Between Two Worlds, Christy Santo

Between Two Worlds, Christy Santo

Between Two Worlds

Between Two Worlds is a fantasy story, following the experiences of a woman whose concussion turns into a coma of several months’ duration. It offers an interesting perspective of a combination of the protagonist’s real life experiences of her coma and the events around her, observed as through from an out of body perspective, interspersed with the experiences of another older woman from her hometown.

While the idea was interesting, I experienced some challenges with the read. The book is written in a first person, present tense style that, as a reader, always makes me wince. Some of that is the jerkiness that it gives a book; I find it impacts the smoothness of the writing and keeps pulling my attention back to the writing rather than allowing it remain on the story. That’s a personal perspective.

From a more technical side, the level of description of trivia in the story often overwhelmed the events, and dulled the emotional impact that the scenes may have been intended to convey. There were also a number of punctuation issues that periodically forced me to stop and re-read to ensure I had the passage correctly, and combined with the rest, meant that the story didn’t really draw me in and hold my interest as I read.
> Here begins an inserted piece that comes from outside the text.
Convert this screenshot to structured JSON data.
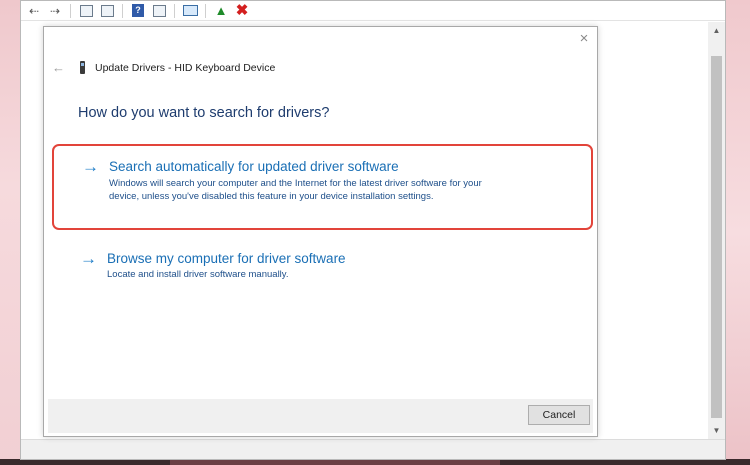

Overall, I think that the basic idea was strong, but the book itself would benefit enormously from a strong developmental edit or critique.